According to IBM, "270 billion customer service calls are handled annually, with roughly 50 percent unresolved, which means an increase in cost-per-escalated-call by three times. 61 percent of those calls could have been resolved with better access to information."

Descriptions of the new service are fairly vague, but maybe that is the point – Watson is much more adept than most computers at finding specific answers to vague questions. According to IBM, Watson will "help companies make their interactions count by knowing, delivering, and learning what each customer wants – in the context of their preferences and actions – sometimes before even the customer knows it themselves." The service appears to fall into the general category of "Big Data"; however, rather than analyzing the data in advanced for a finished report, Watson will organize the information into an intermediate, indexed state, then analyze on the fly based on its interpretation of the customer's question. Watson's formidable natural language capabilities will contribute to what IBM hopes will be a seamless and efficient customer interaction.

Since winning at Jeopardy, Watson has gotten smaller and faster, with a 240 percent improvement in system performance and a 75 percent reduction in physical size. IBM says the system can now run on a single Linux-based Power 750 server.

At least for now, the Watson Engagement Advisor seems intended to provide services for clients that support customers who have a need for drawing highly specific information from very large data sets, such as information services for the banking and consumer marketing industries. The service will be delivered in a variety of formats, including via HTML, online chat, and mobile devices. Hacked

The Drupal project has announced a security breach that has compromised usernames, contact information, and hashed passwords for possibly millions of users. Drupal is a popular open source Content Management System (CMS) used for building and managing websites. The Drupal project also hosts user websites at and The breach affected the sites hosted by Drupal but did not affect other sites running the Drupal CMS.
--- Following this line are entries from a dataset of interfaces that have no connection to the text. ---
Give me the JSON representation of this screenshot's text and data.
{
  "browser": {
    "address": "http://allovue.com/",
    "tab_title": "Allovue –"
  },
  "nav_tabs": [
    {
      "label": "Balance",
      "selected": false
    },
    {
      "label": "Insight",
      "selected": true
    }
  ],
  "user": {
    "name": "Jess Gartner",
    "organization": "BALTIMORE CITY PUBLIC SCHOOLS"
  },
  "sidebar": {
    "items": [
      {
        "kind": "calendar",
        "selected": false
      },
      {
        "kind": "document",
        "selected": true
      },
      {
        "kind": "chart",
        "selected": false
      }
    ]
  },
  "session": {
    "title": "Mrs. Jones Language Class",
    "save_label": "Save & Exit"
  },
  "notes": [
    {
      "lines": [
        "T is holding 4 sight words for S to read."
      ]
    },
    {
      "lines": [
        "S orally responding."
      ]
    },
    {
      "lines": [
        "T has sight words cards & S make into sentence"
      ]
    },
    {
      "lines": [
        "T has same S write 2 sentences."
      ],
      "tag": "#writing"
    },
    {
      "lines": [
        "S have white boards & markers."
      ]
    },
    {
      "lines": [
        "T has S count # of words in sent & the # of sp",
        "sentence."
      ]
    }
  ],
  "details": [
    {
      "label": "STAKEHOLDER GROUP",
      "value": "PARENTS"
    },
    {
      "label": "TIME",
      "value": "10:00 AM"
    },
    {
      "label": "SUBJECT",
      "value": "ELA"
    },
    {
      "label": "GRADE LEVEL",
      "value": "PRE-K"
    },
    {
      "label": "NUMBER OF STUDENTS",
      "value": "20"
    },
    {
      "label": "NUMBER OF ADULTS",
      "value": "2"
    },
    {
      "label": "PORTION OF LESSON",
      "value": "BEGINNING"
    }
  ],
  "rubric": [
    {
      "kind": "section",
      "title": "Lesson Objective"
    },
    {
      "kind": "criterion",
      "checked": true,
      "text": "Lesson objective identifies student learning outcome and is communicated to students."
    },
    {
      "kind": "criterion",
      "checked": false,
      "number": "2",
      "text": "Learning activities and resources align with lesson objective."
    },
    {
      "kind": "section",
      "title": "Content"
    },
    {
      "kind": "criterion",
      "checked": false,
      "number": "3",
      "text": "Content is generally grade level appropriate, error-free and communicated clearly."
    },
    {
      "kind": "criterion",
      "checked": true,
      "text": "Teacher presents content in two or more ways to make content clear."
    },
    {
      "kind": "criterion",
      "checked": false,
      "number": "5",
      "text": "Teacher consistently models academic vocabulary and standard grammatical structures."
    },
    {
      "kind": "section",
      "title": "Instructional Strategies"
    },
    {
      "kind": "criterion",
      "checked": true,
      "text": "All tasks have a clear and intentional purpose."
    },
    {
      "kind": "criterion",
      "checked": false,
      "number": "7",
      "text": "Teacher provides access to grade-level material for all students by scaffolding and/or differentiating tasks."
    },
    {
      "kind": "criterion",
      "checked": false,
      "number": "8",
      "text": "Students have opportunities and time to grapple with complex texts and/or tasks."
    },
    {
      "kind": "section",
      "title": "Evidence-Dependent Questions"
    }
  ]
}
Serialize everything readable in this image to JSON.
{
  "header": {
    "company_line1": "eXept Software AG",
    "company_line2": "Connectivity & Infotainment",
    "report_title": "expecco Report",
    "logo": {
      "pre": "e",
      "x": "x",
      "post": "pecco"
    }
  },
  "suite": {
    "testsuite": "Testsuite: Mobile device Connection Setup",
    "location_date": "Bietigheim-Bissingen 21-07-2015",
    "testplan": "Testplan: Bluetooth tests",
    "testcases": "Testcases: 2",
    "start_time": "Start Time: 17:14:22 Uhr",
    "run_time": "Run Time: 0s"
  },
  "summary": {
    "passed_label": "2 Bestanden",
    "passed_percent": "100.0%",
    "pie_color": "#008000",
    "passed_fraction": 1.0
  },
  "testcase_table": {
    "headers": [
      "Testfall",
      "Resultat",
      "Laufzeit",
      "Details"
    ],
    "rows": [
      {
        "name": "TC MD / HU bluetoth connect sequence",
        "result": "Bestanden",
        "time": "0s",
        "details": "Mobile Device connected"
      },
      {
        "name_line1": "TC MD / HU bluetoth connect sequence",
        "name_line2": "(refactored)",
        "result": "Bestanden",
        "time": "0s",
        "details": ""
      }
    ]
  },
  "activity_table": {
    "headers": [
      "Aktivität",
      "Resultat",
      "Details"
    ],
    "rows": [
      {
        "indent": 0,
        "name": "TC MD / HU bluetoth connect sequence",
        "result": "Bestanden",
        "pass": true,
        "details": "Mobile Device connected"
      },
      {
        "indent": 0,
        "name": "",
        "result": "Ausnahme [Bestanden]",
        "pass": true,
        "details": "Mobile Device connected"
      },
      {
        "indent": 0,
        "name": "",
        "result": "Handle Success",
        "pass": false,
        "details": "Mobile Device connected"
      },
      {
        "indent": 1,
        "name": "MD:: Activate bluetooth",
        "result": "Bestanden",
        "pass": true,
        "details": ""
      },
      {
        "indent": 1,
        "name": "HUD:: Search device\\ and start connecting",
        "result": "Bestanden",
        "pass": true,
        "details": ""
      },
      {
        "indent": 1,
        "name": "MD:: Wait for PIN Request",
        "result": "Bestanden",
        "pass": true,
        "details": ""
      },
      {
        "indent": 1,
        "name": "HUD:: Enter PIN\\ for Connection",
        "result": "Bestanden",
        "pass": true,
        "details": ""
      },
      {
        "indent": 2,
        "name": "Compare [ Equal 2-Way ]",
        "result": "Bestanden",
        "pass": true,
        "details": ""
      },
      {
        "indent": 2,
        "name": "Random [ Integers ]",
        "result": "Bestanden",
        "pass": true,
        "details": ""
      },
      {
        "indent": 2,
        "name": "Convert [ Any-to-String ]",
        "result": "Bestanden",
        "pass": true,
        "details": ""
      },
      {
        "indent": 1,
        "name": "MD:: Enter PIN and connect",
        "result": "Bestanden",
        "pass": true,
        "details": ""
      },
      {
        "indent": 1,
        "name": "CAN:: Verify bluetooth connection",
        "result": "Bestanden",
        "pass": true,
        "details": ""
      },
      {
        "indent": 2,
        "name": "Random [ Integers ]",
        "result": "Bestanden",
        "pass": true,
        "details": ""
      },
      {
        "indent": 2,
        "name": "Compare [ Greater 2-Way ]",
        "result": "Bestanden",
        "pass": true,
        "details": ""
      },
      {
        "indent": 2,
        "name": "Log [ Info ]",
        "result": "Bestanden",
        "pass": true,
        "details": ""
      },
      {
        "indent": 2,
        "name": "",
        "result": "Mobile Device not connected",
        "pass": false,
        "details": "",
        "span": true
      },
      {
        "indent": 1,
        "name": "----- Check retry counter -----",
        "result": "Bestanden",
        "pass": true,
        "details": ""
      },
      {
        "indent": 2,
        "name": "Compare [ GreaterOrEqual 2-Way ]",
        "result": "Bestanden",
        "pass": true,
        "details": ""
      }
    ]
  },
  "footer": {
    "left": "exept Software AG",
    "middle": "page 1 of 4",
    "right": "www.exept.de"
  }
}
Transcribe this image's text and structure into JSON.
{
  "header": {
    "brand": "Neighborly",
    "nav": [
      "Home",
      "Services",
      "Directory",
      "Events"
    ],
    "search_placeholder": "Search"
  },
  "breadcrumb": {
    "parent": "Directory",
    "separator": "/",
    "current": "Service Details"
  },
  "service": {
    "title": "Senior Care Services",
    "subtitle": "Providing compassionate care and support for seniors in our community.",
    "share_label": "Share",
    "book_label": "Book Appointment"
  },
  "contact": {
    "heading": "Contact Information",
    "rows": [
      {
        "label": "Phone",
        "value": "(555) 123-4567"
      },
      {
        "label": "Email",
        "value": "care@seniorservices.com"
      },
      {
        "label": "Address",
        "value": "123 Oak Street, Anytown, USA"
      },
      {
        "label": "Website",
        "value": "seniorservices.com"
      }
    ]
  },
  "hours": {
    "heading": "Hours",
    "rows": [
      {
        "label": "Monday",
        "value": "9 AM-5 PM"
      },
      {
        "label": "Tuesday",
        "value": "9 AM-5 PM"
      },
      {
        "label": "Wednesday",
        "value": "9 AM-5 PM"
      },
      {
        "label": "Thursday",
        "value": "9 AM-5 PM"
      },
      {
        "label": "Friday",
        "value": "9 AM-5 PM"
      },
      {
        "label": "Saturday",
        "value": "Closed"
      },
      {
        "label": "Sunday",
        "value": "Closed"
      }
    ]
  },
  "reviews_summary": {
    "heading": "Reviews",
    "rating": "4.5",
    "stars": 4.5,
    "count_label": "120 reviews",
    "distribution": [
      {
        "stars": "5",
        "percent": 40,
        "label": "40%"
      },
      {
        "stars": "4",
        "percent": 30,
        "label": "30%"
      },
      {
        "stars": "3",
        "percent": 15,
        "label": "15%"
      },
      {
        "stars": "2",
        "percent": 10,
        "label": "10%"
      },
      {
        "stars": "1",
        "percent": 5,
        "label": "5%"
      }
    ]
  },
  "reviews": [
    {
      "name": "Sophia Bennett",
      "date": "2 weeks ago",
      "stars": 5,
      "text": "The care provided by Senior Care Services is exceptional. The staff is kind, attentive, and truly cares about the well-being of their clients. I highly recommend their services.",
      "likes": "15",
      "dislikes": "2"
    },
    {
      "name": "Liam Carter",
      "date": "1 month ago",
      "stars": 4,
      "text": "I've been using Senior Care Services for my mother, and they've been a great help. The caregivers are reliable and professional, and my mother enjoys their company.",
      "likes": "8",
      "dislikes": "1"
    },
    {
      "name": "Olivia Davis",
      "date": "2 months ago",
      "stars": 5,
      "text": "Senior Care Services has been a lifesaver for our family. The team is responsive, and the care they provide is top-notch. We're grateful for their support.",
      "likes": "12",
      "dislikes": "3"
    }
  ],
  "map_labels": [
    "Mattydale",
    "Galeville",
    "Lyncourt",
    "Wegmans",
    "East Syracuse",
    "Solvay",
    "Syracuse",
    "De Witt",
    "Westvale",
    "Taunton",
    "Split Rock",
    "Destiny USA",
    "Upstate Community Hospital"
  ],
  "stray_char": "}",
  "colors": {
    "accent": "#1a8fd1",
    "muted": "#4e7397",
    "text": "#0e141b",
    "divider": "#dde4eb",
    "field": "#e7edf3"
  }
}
According to a statement by the Drupal security team, "This access was accomplished via third-party software installed on the server infrastructure and was not the result of a vulnerability within Drupal itself." Accounts at the affected websites are set to prompt users to reset their passwords at the next login. Users are encouraged to log in as soon as possible to reset their passwords.